The rheumatologist, Dr Christina Boros, told them that ‘idiopathic’ means the cause is unknown.
“We don’t know what causes it, but we know how to help the symptoms,” she said.
Lewis explained that they do know the body attacks itself because it thinks there is something wrong with it.
“It thinks there is an infection there and it swells up and stuff,” Lewis explained.
This puts JIA is the category of autoimmune diseases.
Dr Boros started Lewis on a course of Naproxen in liquid form and low-dose Methotrexate in tablet form, and this was the beginning of a very long and horrible treatment regime.
About four months after commencing the tablets, he developed anticipatory nausea and vomiting and the rheumatologist switched his Methotrexate to injections.
“I’m so grateful that some of my close friends are nurses and taught me how to give the injections,” Noeline said.
“I had it in a mild dose but that made me sick,” Lewis said.
Lewis’ nausea from the Methotrexate got to the stage where he would vomit frequently.
“Once the injections commenced I would just lay down with the bucket next to me, and mum would finish (giving the injection), and I would vomit immediately.”
He was subsequently prescribed anti-nausea medication for this but the problem escalated.
Lewis said he was taking the anti-nausea medication and vomiting that up too.
“It got to the stage where the thought of even having to take the anti-nausea medication made me sick,” he said.
Around Dec 2017, the rheumatologist ceased the Methotrexate because it wasn’t really helping the JIA much, and Lewis’ liver function tests were abnormal.
After a short break it was reintroduced, but continued to make Lewis sick, so she started him on another medication called Enbrel, given as an injection once per week.
Lewis said he experienced some mild nausea for the first couple of weeks, but then it ceased.
“For the first couple of weeks it made me feel a bit nauseous, because I was used to that happening, but then it was fine,” he said.
The cycle was broken and by early in Year 7, Lewis’ JIA was in remission.
He still has the weekly Enbrel injections now, as this keeps him in remission.
Unfortunately, it is the way of our policymakers that Lewis had to endure the hideous Methotrexate treatment for so long.
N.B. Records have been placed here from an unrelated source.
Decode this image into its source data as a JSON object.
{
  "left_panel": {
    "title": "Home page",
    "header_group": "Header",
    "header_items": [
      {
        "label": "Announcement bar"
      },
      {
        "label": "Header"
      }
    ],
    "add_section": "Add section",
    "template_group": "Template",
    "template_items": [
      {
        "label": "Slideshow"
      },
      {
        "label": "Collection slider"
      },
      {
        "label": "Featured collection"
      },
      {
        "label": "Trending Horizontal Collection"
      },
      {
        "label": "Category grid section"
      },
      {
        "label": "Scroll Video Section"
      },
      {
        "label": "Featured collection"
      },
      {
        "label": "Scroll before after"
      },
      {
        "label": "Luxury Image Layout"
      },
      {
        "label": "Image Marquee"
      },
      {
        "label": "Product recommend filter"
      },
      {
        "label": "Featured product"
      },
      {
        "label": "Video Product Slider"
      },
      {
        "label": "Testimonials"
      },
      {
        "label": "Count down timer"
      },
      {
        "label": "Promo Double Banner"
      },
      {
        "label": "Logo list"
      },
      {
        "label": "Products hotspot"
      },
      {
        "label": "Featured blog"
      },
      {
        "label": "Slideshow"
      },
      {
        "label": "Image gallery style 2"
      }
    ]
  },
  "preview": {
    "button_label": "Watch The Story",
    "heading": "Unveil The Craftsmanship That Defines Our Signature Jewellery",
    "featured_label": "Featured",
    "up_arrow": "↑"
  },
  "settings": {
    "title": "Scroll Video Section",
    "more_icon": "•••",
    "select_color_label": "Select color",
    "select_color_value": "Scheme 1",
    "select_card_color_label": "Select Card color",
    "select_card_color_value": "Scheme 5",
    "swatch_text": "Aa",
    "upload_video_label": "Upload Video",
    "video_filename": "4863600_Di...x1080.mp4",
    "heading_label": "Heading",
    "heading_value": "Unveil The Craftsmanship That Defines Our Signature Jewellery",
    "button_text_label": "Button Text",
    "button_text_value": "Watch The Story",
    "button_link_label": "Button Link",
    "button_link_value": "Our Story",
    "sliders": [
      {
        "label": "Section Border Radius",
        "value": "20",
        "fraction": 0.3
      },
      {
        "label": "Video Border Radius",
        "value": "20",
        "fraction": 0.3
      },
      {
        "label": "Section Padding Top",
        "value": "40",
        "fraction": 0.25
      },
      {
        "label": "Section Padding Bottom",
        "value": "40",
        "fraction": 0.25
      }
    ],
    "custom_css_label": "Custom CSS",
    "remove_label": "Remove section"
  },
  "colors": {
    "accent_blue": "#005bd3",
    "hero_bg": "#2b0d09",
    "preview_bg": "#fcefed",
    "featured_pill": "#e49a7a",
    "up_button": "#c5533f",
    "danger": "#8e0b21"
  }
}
It was much cheaper to subsidise that than the Enbrel.
Methotrexate is inexpensive at just $90 for a box of eight injections, of which the Pharmaceutical Benefits Scheme covers about $60. Whereas, a box of four Enbrel injections has a price tag of $900, with a PBS subsidy of about $810.
“They keep you on the cheaper one if you can tolerate it,” Noeline said.
“The Enbrel put him in remission in three months.”
Lewis’ frequent specialist appointments in Adelaide have been a financial and emotional strain on the family. The cost of travel and accommodation on a three-monthly basis, as well as time off work for his parents and disruption to schooling for himself and his two siblings has been gruelling and unsettling.
Through it all, though, he continued with his archery, competing at local club level and travelling to state and national competition shoots with his family in tow.
And last year, at 12 years of age, he became the Cub Bowhunter Compound National Champion for 2D Targets; an impressive outcome for someone who had spent the previous couple of years with his head in a bucket.
The achievement has inspired Lewis to keep practising and he is looking forward to a big Mallee shoot near Mildura next year, where they will stage the Internationals.
Although Lewis has endured much more than anyone his age should, and achieved more than any child might dare to dream of, he remains humble, positive and grounded about his future.
“I don’t think it’s likely, but there’s always a chance (the JIA will come back); but oh well, I just enjoy every day.
“I’m just having fun.”